The Oakland City Council’s Public Safety Committee has recommended approval of Council President Rebeca Kaplan’s proposal to ban facial recognition technology, which a researcher with Microsoft has described as “toxic,” calling for it to “be banned for almost all practical purposes.”
On June 25, on the same day as Council President Kaplan introduced the ban at Public Safety, the United Nations called for a moratorium on surveillance technology to end abuses.
Said David Kaye, United Nations Special Rapporteur on the Promotion and Protection to Freedom of Opinion and Expression, “Surveillance tools can interfere with human rights, from the right to privacy and freedom of expression to rights of association and assembly.”
Facial recognition systems rely on biased datasets with high levels of inaccuracy and lack standards around its use which has already lead to misidentification and manipulation of data, said Kaplan. The invasive nature of this technology has also resulted in government abuses including its use to persecute Muslims in China and police accountability activists in Baltimore.
“I welcome emerging technologies that improve our lives and facilitate city governance, but when multiple studies show a technology is flawed, biased, and is having unprecedented, chilling effects to our freedom of speech and religion, we have to take stand,” said Kaplan. “It is important to build trust and good relationships between community and police and to remedy racial bias, however this flawed technology could make those problems worse. The right to privacy and the right to equal protection are fundamental and we cannot surrender them.”
Said Brian Hofer, chair for the Oakland Privacy Advisory Commission, “President Kaplan and the Oakland Public Safety Committee again unanimously recognized and supported its citizen privacy commissioners and constituent concerns regarding invasive technology. Face surveillance is unlike any other technology seen in our lifetime. It is incompatible with a healthy democracy, and like San Francisco, we hope the full Oakland council draws a line in the sand that this level of intrusiveness is creepy and inappropriate for Oakland.”
Data shows that this technology disproportionately misidentifies darker skinned women. In a 2018 report by the MIT Media Lab, the study concluded that face recognition systems worked best on white males and failed most often with the combination of female and dark-skin individuals with error rates of up to 34.7 percent In another test by the ACLU, Amazon’s recognition face surveillance software misidentified 28 members of Congress as criminals.
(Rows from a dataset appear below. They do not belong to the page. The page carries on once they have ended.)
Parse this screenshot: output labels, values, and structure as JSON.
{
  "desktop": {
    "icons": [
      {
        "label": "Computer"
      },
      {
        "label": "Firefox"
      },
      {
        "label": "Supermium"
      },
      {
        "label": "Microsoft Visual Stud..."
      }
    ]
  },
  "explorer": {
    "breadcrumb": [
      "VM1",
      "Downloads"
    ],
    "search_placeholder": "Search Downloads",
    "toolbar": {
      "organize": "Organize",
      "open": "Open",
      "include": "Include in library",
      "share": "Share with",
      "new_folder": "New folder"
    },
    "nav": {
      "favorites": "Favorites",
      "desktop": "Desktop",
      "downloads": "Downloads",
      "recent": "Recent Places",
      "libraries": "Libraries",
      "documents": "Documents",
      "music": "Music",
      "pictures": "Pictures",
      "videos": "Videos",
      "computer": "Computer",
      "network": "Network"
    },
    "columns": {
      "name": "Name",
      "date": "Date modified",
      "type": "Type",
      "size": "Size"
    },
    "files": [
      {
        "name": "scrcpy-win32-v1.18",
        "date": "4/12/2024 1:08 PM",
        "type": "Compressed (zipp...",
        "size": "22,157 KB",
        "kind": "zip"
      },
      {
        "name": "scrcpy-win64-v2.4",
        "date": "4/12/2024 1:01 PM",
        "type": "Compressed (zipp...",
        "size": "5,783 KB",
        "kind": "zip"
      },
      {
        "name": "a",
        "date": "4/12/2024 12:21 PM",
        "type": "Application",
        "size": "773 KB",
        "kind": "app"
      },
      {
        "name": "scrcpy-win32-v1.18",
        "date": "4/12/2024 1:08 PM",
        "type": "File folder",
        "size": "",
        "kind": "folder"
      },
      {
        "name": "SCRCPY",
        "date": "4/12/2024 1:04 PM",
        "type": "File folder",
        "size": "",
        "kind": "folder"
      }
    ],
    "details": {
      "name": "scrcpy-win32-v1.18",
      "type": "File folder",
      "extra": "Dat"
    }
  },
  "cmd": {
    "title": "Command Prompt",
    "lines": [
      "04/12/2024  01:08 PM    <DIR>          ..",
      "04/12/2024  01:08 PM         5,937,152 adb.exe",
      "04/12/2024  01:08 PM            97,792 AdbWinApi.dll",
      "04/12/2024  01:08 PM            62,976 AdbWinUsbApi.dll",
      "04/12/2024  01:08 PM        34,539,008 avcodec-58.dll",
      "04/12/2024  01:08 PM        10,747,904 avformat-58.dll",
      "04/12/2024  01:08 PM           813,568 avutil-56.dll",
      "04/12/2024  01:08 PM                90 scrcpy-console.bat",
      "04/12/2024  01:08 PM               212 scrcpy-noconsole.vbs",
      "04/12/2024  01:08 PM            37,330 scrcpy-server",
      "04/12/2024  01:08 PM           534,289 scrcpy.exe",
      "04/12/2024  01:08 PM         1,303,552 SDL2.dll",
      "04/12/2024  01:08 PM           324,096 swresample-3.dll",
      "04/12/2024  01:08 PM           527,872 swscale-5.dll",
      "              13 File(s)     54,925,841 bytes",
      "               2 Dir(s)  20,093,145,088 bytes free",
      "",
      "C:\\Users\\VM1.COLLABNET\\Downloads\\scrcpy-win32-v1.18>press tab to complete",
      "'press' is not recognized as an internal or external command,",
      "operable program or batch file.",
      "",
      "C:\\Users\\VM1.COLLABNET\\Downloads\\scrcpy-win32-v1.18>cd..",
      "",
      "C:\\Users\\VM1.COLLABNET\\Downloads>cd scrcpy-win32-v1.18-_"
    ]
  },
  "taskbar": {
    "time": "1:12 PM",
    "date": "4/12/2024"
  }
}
The misuse and lack of guidelines around the use of this technology has also landed some police departments in hot water. In May 2019, Georgetown Law’s Center on Privacy and Technology (CPT) issued a report, detailing how some law enforcement agencies fed facial recognition software flawed data and warned that there are “no rules when it comes to what images police can submit to face recognition algorithms to generate investigative leads.”
“Facial recognition technology poses serious concerns, not only due to increased false positives correlating with the darkness of one’s skin, but also due to the chilling of free speech,” said Sameena Usman, Government Relations Coordinator for the SF Bay Area office of the Council on American-Islamic Relations (CAIR).
Said Nathan “Nash” Sheard, Electronic Frontier Foundation, “It is encouraging to see Oakland lawmakers anticipating the surveillance problems on the horizon and taking this proactive step toward banning the use of this particularly pernicious form of surveillance. The very real impact this would have on Oakland residents safety, and ability to exercise our most fundamental freedoms greatly overshadows any potential benefits.”
Henry Gage III, Privacy commissioner, said, “Facial recognition technology is oppressive, coercive, and easily abused. We don’t need it to keep Oakland safe. Thanks to Council President Kaplan, Oakland is drawing a line in the sand, and standing up for Oaklanders’ privacy rights.”
On May 2nd at the Privacy Advisory Commission, Chairperson Brian Hofer introduced the amendment that categorically prohibits the use of facial recognition technology. The amendment passed unanimously.